▸ **Task requirements**
All of the data that follows should be written out exactly.

▸ **Supplied information**
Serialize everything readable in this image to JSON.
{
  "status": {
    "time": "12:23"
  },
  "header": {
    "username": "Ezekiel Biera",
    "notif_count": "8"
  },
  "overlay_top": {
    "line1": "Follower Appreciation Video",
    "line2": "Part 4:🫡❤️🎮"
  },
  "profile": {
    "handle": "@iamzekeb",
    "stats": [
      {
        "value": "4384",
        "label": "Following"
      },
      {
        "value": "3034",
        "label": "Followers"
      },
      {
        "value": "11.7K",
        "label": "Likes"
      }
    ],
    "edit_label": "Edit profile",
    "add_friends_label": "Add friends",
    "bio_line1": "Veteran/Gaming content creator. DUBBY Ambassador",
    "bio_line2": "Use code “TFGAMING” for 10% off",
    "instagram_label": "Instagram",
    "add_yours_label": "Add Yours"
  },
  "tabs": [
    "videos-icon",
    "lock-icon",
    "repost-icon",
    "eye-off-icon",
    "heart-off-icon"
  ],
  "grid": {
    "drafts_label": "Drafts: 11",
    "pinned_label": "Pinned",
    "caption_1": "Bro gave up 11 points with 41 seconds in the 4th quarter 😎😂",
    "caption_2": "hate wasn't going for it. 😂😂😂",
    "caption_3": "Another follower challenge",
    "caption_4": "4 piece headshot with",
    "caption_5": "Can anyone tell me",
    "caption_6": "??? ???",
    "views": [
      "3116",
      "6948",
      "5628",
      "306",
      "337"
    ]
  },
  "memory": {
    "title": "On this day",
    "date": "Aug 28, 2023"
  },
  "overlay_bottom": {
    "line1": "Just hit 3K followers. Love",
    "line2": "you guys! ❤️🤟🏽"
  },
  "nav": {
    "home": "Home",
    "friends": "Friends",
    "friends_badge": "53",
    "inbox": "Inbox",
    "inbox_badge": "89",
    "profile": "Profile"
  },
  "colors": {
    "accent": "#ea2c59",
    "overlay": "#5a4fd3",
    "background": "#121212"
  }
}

▸ **Task result**
Serialize everything readable in this image to JSON.
{
  "status": {
    "time": "12:23"
  },
  "header": {
    "username": "Ezekiel Biera",
    "notif_count": "8"
  },
  "overlay_top": {
    "line1": "Follower Appreciation Video",
    "line2": "Part 4:🫡❤️🎮"
  },
  "profile": {
    "handle": "@iamzekeb",
    "stats": [
      {
        "value": "4384",
        "label": "Following"
      },
      {
        "value": "3034",
        "label": "Followers"
      },
      {
        "value": "11.7K",
        "label": "Likes"
      }
    ],
    "edit_label": "Edit profile",
    "add_friends_label": "Add friends",
    "bio_line1": "Veteran/Gaming content creator. DUBBY Ambassador",
    "bio_line2": "Use code “TFGAMING” for 10% off",
    "instagram_label": "Instagram",
    "add_yours_label": "Add Yours"
  },
  "tabs": [
    "videos-icon",
    "lock-icon",
    "repost-icon",
    "eye-off-icon",
    "heart-off-icon"
  ],
  "grid": {
    "drafts_label": "Drafts: 11",
    "pinned_label": "Pinned",
    "caption_1": "Bro gave up 11 points with 41 seconds in the 4th quarter 😎😂",
    "caption_2": "hate wasn't going for it. 😂😂😂",
    "caption_3": "Another follower challenge",
    "caption_4": "4 piece headshot with",
    "caption_5": "Can anyone tell me",
    "caption_6": "??? ???",
    "views": [
      "3116",
      "6948",
      "5628",
      "306",
      "337"
    ]
  },
  "memory": {
    "title": "On this day",
    "date": "Aug 28, 2023"
  },
  "overlay_bottom": {
    "line1": "Just hit 3K followers. Love",
    "line2": "you guys! ❤️🤟🏽"
  },
  "nav": {
    "home": "Home",
    "friends": "Friends",
    "friends_badge": "53",
    "inbox": "Inbox",
    "inbox_badge": "89",
    "profile": "Profile"
  },
  "colors": {
    "accent": "#ea2c59",
    "overlay": "#5a4fd3",
    "background": "#121212"
  }
}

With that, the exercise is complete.